##### Information given

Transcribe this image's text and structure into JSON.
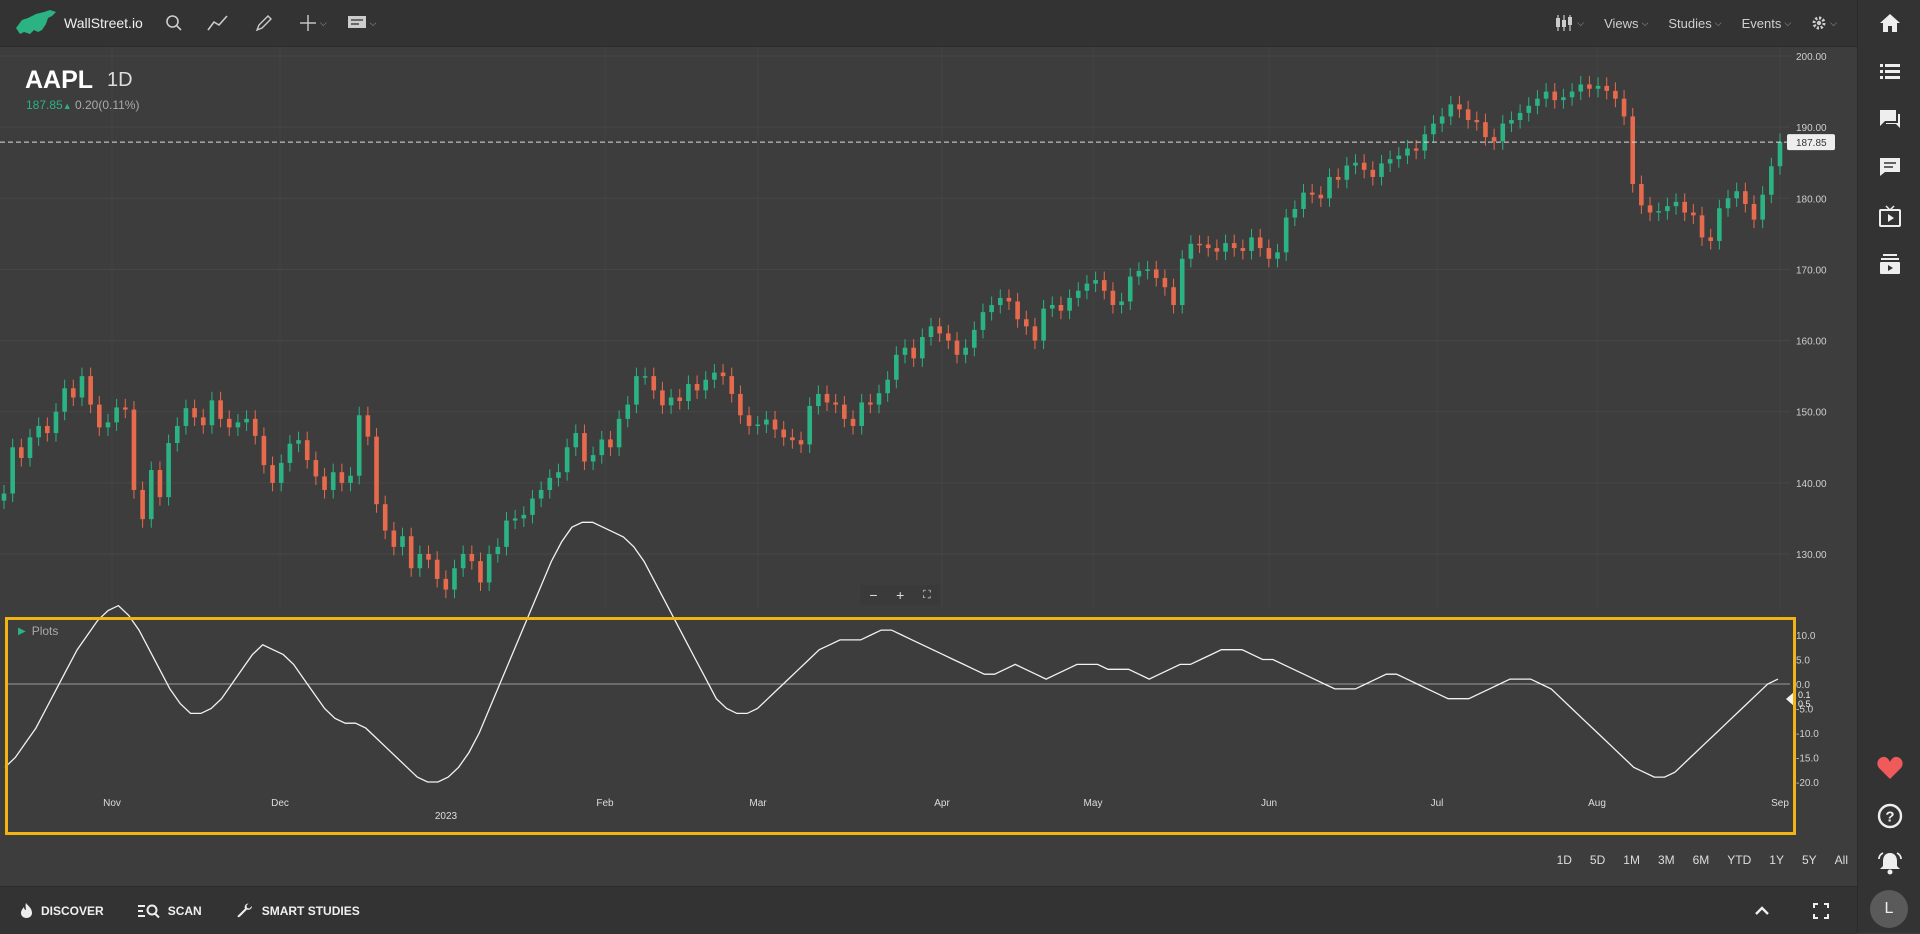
{
  "app": {
    "logo_text": "WallStreet.io"
  },
  "toolbar": {
    "views_label": "Views",
    "studies_label": "Studies",
    "events_label": "Events"
  },
  "symbol": {
    "ticker": "AAPL",
    "interval": "1D",
    "price": "187.85",
    "change": "0.20(0.11%)",
    "up_color": "#2bb383",
    "down_color": "#e86a4c"
  },
  "price_axis": {
    "ticks": [
      "200.00",
      "190.00",
      "180.00",
      "170.00",
      "160.00",
      "150.00",
      "140.00",
      "130.00"
    ],
    "current_label": "187.85"
  },
  "indicator_panel": {
    "title": "Plots",
    "ticks": [
      "10.0",
      "5.0",
      "0.0",
      "-5.0",
      "-10.0",
      "-15.0",
      "-20.0"
    ],
    "value_label": "0.1",
    "value_label_bottom": "0.5"
  },
  "time_axis": {
    "labels": [
      "Nov",
      "Dec",
      "Feb",
      "Mar",
      "Apr",
      "May",
      "Jun",
      "Jul",
      "Aug",
      "Sep"
    ],
    "year_label": "2023"
  },
  "range_buttons": [
    "1D",
    "5D",
    "1M",
    "3M",
    "6M",
    "YTD",
    "1Y",
    "5Y",
    "All"
  ],
  "bottom_bar": {
    "discover_label": "DISCOVER",
    "scan_label": "SCAN",
    "smart_studies_label": "SMART STUDIES"
  },
  "user": {
    "avatar_initial": "L"
  },
  "chart_data": {
    "type": "candlestick",
    "title": "AAPL 1D",
    "x_range": [
      "2022-10-14",
      "2023-09-01"
    ],
    "y_range": [
      124,
      200
    ],
    "closes": [
      138.5,
      145,
      143.5,
      146.4,
      148,
      147,
      150,
      153.3,
      152,
      155,
      151,
      147.8,
      148.5,
      150.6,
      150.3,
      139,
      134.9,
      141.8,
      138,
      145.6,
      148,
      150.5,
      149.2,
      148.1,
      151.6,
      149,
      147.8,
      148.5,
      149,
      146.6,
      142.5,
      140,
      142.8,
      145.5,
      146,
      143.2,
      140.9,
      139,
      141.5,
      140,
      141,
      149.5,
      146.5,
      137,
      133.3,
      131,
      132.5,
      128,
      130,
      129.2,
      126.5,
      125,
      128,
      130,
      129,
      126,
      130,
      131,
      134.7,
      135,
      135.5,
      137.8,
      139,
      140.7,
      141.5,
      145,
      147,
      143,
      143.9,
      146.1,
      145,
      149,
      151,
      155,
      155,
      153,
      150.9,
      152,
      151.5,
      153.9,
      153,
      154.5,
      155.5,
      155,
      152.5,
      149.5,
      148,
      148.2,
      148.9,
      147.5,
      146.4,
      146,
      145.4,
      150.8,
      152.5,
      151.3,
      151,
      149,
      148,
      151.3,
      151,
      152.6,
      154.5,
      158,
      159,
      157.5,
      160.5,
      162,
      161,
      160,
      158,
      159,
      161.5,
      164,
      165,
      166,
      165.5,
      163,
      162,
      160,
      164.5,
      165,
      164.2,
      166,
      167,
      168,
      168.5,
      167,
      165,
      165.5,
      169,
      169.8,
      170,
      168.8,
      167.5,
      165,
      171.5,
      173.6,
      173.5,
      173,
      172.5,
      173.7,
      173,
      172.6,
      174.5,
      173,
      171.5,
      172.4,
      177.3,
      178.5,
      180.8,
      180.5,
      180,
      183,
      182.6,
      184.6,
      185,
      184,
      183,
      184.9,
      185.5,
      186,
      187,
      186.7,
      189,
      190.5,
      191.5,
      193.2,
      192.5,
      191,
      190.7,
      188.6,
      188,
      190.5,
      191,
      192,
      193,
      194,
      195,
      193.8,
      194.2,
      195,
      196,
      195.4,
      195.8,
      195.1,
      194,
      191.5,
      182,
      179,
      178,
      178.2,
      178.9,
      179.5,
      178,
      177.6,
      174.5,
      174,
      178.6,
      180,
      181,
      179.2,
      177,
      180.5,
      184.5,
      187.9
    ],
    "indicator_series": [
      -17,
      -15,
      -12,
      -9,
      -5,
      -1,
      3,
      7,
      10,
      13,
      15,
      16,
      14,
      11,
      7,
      3,
      -1,
      -4,
      -6,
      -6,
      -5,
      -3,
      0,
      3,
      6,
      8,
      7,
      6,
      4,
      1,
      -2,
      -5,
      -7,
      -8,
      -8,
      -9,
      -11,
      -13,
      -15,
      -17,
      -19,
      -20,
      -20,
      -19,
      -17,
      -14,
      -10,
      -5,
      0,
      5,
      10,
      15,
      20,
      25,
      29,
      32,
      33,
      33,
      32,
      31,
      30,
      28,
      25,
      21,
      17,
      13,
      9,
      5,
      1,
      -3,
      -5,
      -6,
      -6,
      -5,
      -3,
      -1,
      1,
      3,
      5,
      7,
      8,
      9,
      9,
      9,
      10,
      11,
      11,
      10,
      9,
      8,
      7,
      6,
      5,
      4,
      3,
      2,
      2,
      3,
      4,
      3,
      2,
      1,
      2,
      3,
      4,
      4,
      4,
      3,
      3,
      3,
      2,
      1,
      2,
      3,
      4,
      4,
      5,
      6,
      7,
      7,
      7,
      6,
      5,
      5,
      4,
      3,
      2,
      1,
      0,
      -1,
      -1,
      -1,
      0,
      1,
      2,
      2,
      1,
      0,
      -1,
      -2,
      -3,
      -3,
      -3,
      -2,
      -1,
      0,
      1,
      1,
      1,
      0,
      -1,
      -3,
      -5,
      -7,
      -9,
      -11,
      -13,
      -15,
      -17,
      -18,
      -19,
      -19,
      -18,
      -16,
      -14,
      -12,
      -10,
      -8,
      -6,
      -4,
      -2,
      0,
      1
    ],
    "indicator_zero_line": 0,
    "indicator_range": [
      -22,
      11
    ]
  }
}
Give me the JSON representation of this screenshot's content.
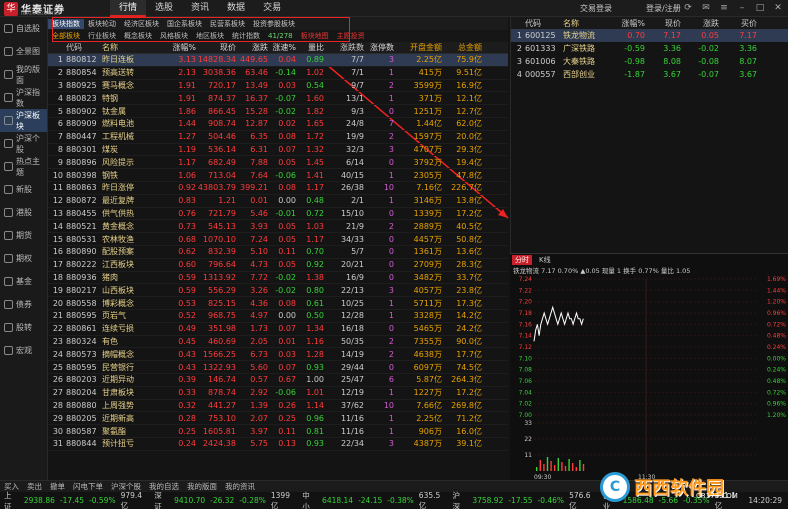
{
  "app": {
    "logo_text": "华泰证券",
    "logo_sub": "HUATAI SECURITIES",
    "trade_login": "交易登录",
    "user_login": "登录/注册"
  },
  "menu": [
    "行情",
    "选股",
    "资讯",
    "数据",
    "交易"
  ],
  "leftnav": [
    "自选股",
    "全景图",
    "我的版面",
    "沪深指数",
    "沪深板块",
    "沪深个股",
    "热点主题",
    "新股",
    "港股",
    "期货",
    "期权",
    "基金",
    "债券",
    "股转",
    "宏观"
  ],
  "subtabs1": [
    "板块指数",
    "板块轮动",
    "经济区板块",
    "国企系板块",
    "民营系板块",
    "投资参股板块"
  ],
  "subtabs2": {
    "items": [
      "全部板块",
      "行业板块",
      "概念板块",
      "风格板块",
      "地区板块",
      "统计指数"
    ],
    "count": "41/278",
    "map": "板块地图",
    "theme": "主题投资"
  },
  "table": {
    "headers": [
      "",
      "代码",
      "名称",
      "涨幅%",
      "现价",
      "涨跌",
      "涨速%",
      "量比",
      "涨跌数",
      "涨停数",
      "开盘金额",
      "总金额"
    ],
    "rows": [
      [
        "1",
        "880812",
        "昨日连板",
        "3.13",
        "14828.34",
        "449.65",
        "0.04",
        "0.89",
        "7/7",
        "3",
        "2.25亿",
        "75.9亿"
      ],
      [
        "2",
        "880854",
        "预高送转",
        "2.13",
        "3038.36",
        "63.46",
        "-0.14",
        "1.02",
        "7/1",
        "1",
        "415万",
        "9.51亿"
      ],
      [
        "3",
        "880925",
        "赛马概念",
        "1.91",
        "720.17",
        "13.49",
        "0.03",
        "0.54",
        "9/7",
        "2",
        "3599万",
        "16.9亿"
      ],
      [
        "4",
        "880823",
        "特钢",
        "1.91",
        "874.37",
        "16.37",
        "-0.07",
        "1.60",
        "13/1",
        "1",
        "371万",
        "12.1亿"
      ],
      [
        "5",
        "880902",
        "钛金属",
        "1.86",
        "866.45",
        "15.28",
        "-0.02",
        "1.82",
        "9/3",
        "0",
        "1251万",
        "12.7亿"
      ],
      [
        "6",
        "880909",
        "燃料电池",
        "1.44",
        "908.74",
        "12.87",
        "0.02",
        "1.65",
        "24/8",
        "7",
        "1.44亿",
        "62.0亿"
      ],
      [
        "7",
        "880447",
        "工程机械",
        "1.27",
        "504.46",
        "6.35",
        "0.08",
        "1.72",
        "19/9",
        "2",
        "1597万",
        "20.0亿"
      ],
      [
        "8",
        "880301",
        "煤炭",
        "1.19",
        "536.14",
        "6.31",
        "0.07",
        "1.32",
        "32/3",
        "3",
        "4707万",
        "29.3亿"
      ],
      [
        "9",
        "880896",
        "风险提示",
        "1.17",
        "682.49",
        "7.88",
        "0.05",
        "1.45",
        "6/14",
        "0",
        "3792万",
        "19.4亿"
      ],
      [
        "10",
        "880398",
        "钢铁",
        "1.06",
        "713.04",
        "7.64",
        "-0.06",
        "1.41",
        "40/15",
        "1",
        "2305万",
        "47.8亿"
      ],
      [
        "11",
        "880863",
        "昨日涨停",
        "0.92",
        "43803.79",
        "399.21",
        "0.08",
        "1.17",
        "26/38",
        "10",
        "7.16亿",
        "226.7亿"
      ],
      [
        "12",
        "880872",
        "最近复牌",
        "0.83",
        "1.21",
        "0.01",
        "0.00",
        "0.48",
        "2/1",
        "1",
        "3146万",
        "13.8亿"
      ],
      [
        "13",
        "880455",
        "供气供热",
        "0.76",
        "721.79",
        "5.46",
        "-0.01",
        "0.72",
        "15/10",
        "0",
        "1339万",
        "17.2亿"
      ],
      [
        "14",
        "880521",
        "黄金概念",
        "0.73",
        "545.13",
        "3.93",
        "0.05",
        "1.03",
        "21/9",
        "2",
        "2889万",
        "40.5亿"
      ],
      [
        "15",
        "880531",
        "农林牧渔",
        "0.68",
        "1070.10",
        "7.24",
        "0.05",
        "1.17",
        "34/33",
        "0",
        "4457万",
        "50.8亿"
      ],
      [
        "16",
        "880890",
        "配股预案",
        "0.62",
        "832.39",
        "5.10",
        "0.11",
        "0.70",
        "5/7",
        "0",
        "1361万",
        "13.6亿"
      ],
      [
        "17",
        "880222",
        "江西板块",
        "0.60",
        "796.64",
        "4.73",
        "0.05",
        "0.92",
        "20/21",
        "0",
        "2709万",
        "28.3亿"
      ],
      [
        "18",
        "880936",
        "猪肉",
        "0.59",
        "1313.92",
        "7.72",
        "-0.02",
        "1.38",
        "16/9",
        "0",
        "3482万",
        "33.7亿"
      ],
      [
        "19",
        "880217",
        "山西板块",
        "0.59",
        "556.29",
        "3.26",
        "-0.02",
        "0.80",
        "22/13",
        "3",
        "4057万",
        "23.8亿"
      ],
      [
        "20",
        "880558",
        "博彩概念",
        "0.53",
        "825.15",
        "4.36",
        "0.08",
        "0.61",
        "10/25",
        "1",
        "5711万",
        "17.3亿"
      ],
      [
        "21",
        "880595",
        "页岩气",
        "0.52",
        "968.75",
        "4.97",
        "0.00",
        "0.50",
        "12/28",
        "1",
        "3328万",
        "14.2亿"
      ],
      [
        "22",
        "880861",
        "连续亏损",
        "0.49",
        "351.98",
        "1.73",
        "0.07",
        "1.34",
        "16/18",
        "0",
        "5465万",
        "24.2亿"
      ],
      [
        "23",
        "880324",
        "有色",
        "0.45",
        "460.69",
        "2.05",
        "0.01",
        "1.16",
        "50/35",
        "2",
        "7355万",
        "90.0亿"
      ],
      [
        "24",
        "880573",
        "摘帽概念",
        "0.43",
        "1566.25",
        "6.73",
        "0.03",
        "1.28",
        "14/19",
        "2",
        "4638万",
        "17.7亿"
      ],
      [
        "25",
        "880595",
        "民营银行",
        "0.43",
        "1322.93",
        "5.60",
        "0.07",
        "0.93",
        "29/44",
        "0",
        "6097万",
        "74.5亿"
      ],
      [
        "26",
        "880203",
        "近期异动",
        "0.39",
        "146.74",
        "0.57",
        "0.67",
        "1.00",
        "25/47",
        "6",
        "5.87亿",
        "264.3亿"
      ],
      [
        "27",
        "880204",
        "甘肃板块",
        "0.33",
        "878.74",
        "2.92",
        "-0.06",
        "1.01",
        "12/19",
        "1",
        "1227万",
        "17.2亿"
      ],
      [
        "28",
        "880880",
        "上周强势",
        "0.32",
        "441.27",
        "1.39",
        "0.26",
        "1.14",
        "37/62",
        "10",
        "7.66亿",
        "269.8亿"
      ],
      [
        "29",
        "880205",
        "近期新高",
        "0.28",
        "753.10",
        "2.07",
        "0.25",
        "0.96",
        "11/16",
        "1",
        "2.25亿",
        "71.2亿"
      ],
      [
        "30",
        "880587",
        "聚氨酯",
        "0.25",
        "1605.81",
        "3.97",
        "0.11",
        "0.81",
        "11/16",
        "1",
        "906万",
        "16.0亿"
      ],
      [
        "31",
        "880844",
        "预计扭亏",
        "0.24",
        "2424.38",
        "5.75",
        "0.13",
        "0.93",
        "22/34",
        "3",
        "4387万",
        "39.1亿"
      ]
    ]
  },
  "rightpane": {
    "headers": [
      "",
      "代码",
      "名称",
      "涨幅%",
      "现价",
      "涨跌",
      "买价"
    ],
    "rows": [
      [
        "1",
        "600125",
        "铁龙物流",
        "0.70",
        "7.17",
        "0.05",
        "7.17"
      ],
      [
        "2",
        "601333",
        "广深铁路",
        "-0.59",
        "3.36",
        "-0.02",
        "3.36"
      ],
      [
        "3",
        "601006",
        "大秦铁路",
        "-0.98",
        "8.08",
        "-0.08",
        "8.07"
      ],
      [
        "4",
        "000557",
        "西部创业",
        "-1.87",
        "3.67",
        "-0.07",
        "3.67"
      ]
    ]
  },
  "chart": {
    "tabs": [
      "分时",
      "K线"
    ],
    "info": "铁龙物流  7.17  0.70%  ▲0.05  现量 1  换手 0.77%  量比 1.05",
    "left_labels": [
      "7.24",
      "7.22",
      "7.20",
      "7.18",
      "7.16",
      "7.14",
      "7.12",
      "7.10",
      "7.08",
      "7.06",
      "7.04",
      "7.02",
      "7.00"
    ],
    "right_labels": [
      "1.69%",
      "1.44%",
      "1.20%",
      "0.96%",
      "0.72%",
      "0.48%",
      "0.24%",
      "0.00%",
      "0.24%",
      "0.48%",
      "0.72%",
      "0.96%",
      "1.20%"
    ],
    "vol_labels": [
      "33",
      "22",
      "11"
    ],
    "time_start": "09:30",
    "time_mid": "11:30"
  },
  "chart_data": {
    "type": "line",
    "title": "铁龙物流",
    "x": [
      0,
      1,
      2,
      3,
      4,
      5,
      6,
      7,
      8,
      9,
      10,
      11,
      12,
      13,
      14,
      15,
      16,
      17,
      18,
      19,
      20,
      21,
      22,
      23,
      24,
      25,
      26,
      27,
      28,
      29
    ],
    "series": [
      {
        "values": [
          7.13,
          7.15,
          7.16,
          7.14,
          7.16,
          7.17,
          7.18,
          7.17,
          7.16,
          7.17,
          7.18,
          7.19,
          7.18,
          7.17,
          7.16,
          7.17,
          7.18,
          7.17,
          7.16,
          7.17,
          7.18,
          7.17,
          7.17,
          7.16,
          7.17,
          7.18,
          7.17,
          7.17,
          7.16,
          7.17
        ]
      }
    ],
    "ylim": [
      7.0,
      7.24
    ],
    "grid": true
  },
  "bottombar": [
    "买入",
    "卖出",
    "撤单",
    "闪电下单",
    "沪深个股",
    "我的自选",
    "我的版面",
    "我的资讯"
  ],
  "status": {
    "sh": "上证",
    "sh_val": "2938.86",
    "sh_chg": "-17.45",
    "sh_pct": "-0.59%",
    "sh_amt": "979.4亿",
    "sz": "深证",
    "sz_val": "9410.70",
    "sz_chg": "-26.32",
    "sz_pct": "-0.28%",
    "sz_amt": "1399亿",
    "zx": "中小",
    "zx_val": "6418.14",
    "zx_chg": "-24.15",
    "zx_pct": "-0.38%",
    "zx_amt": "635.5亿",
    "hs": "沪深",
    "hs_val": "3758.92",
    "hs_chg": "-17.55",
    "hs_pct": "-0.46%",
    "hs_amt": "576.6亿",
    "cy": "创业",
    "cy_val": "1586.48",
    "cy_chg": "-5.66",
    "cy_pct": "-0.35%",
    "cy_amt": "431.1亿",
    "time": "14:20:29"
  },
  "watermark": {
    "text": "西西软件园",
    "sub": "CR173.COM"
  }
}
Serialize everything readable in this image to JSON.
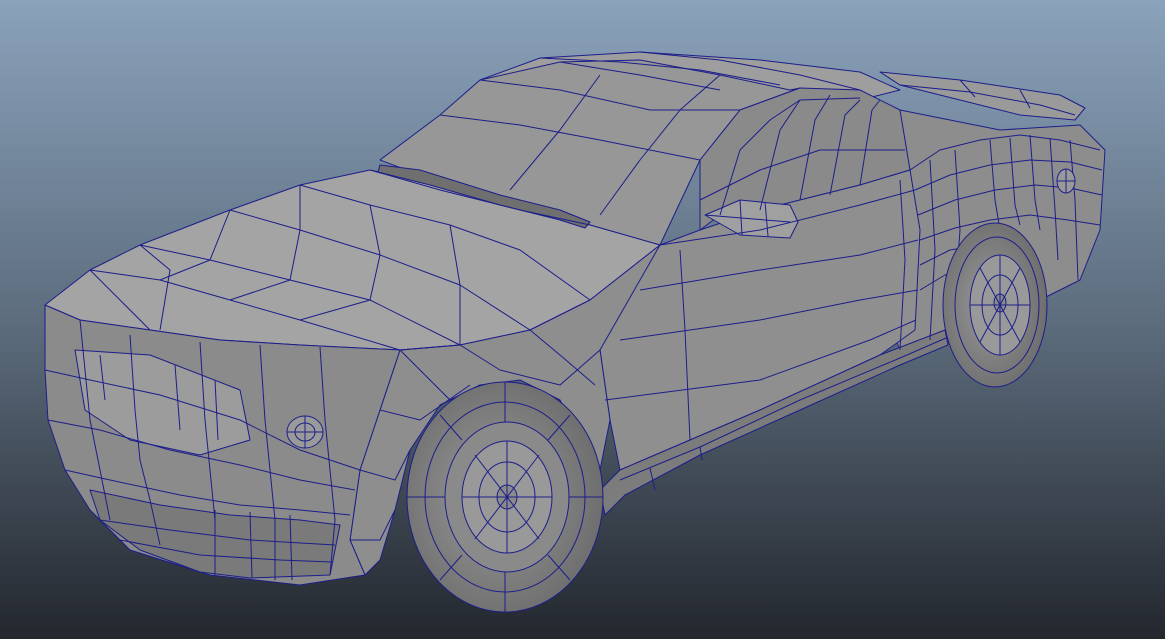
{
  "viewport": {
    "background_top": "#8aa2bb",
    "background_bottom": "#23272e",
    "wire_color": "#1c1e8a",
    "shade_light": "#a6a6a6",
    "shade_mid": "#8f8f8f",
    "shade_dark": "#6b6b6b",
    "tire_color": "#7e7e7e",
    "subject": "wireframe-car-model"
  }
}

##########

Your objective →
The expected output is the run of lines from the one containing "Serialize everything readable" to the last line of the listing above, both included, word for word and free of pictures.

Reply →
Serialize everything readable in this image to JSON.
{
  "viewport": {
    "background_top": "#8aa2bb",
    "background_bottom": "#23272e",
    "wire_color": "#1c1e8a",
    "shade_light": "#a6a6a6",
    "shade_mid": "#8f8f8f",
    "shade_dark": "#6b6b6b",
    "tire_color": "#7e7e7e",
    "subject": "wireframe-car-model"
  }
}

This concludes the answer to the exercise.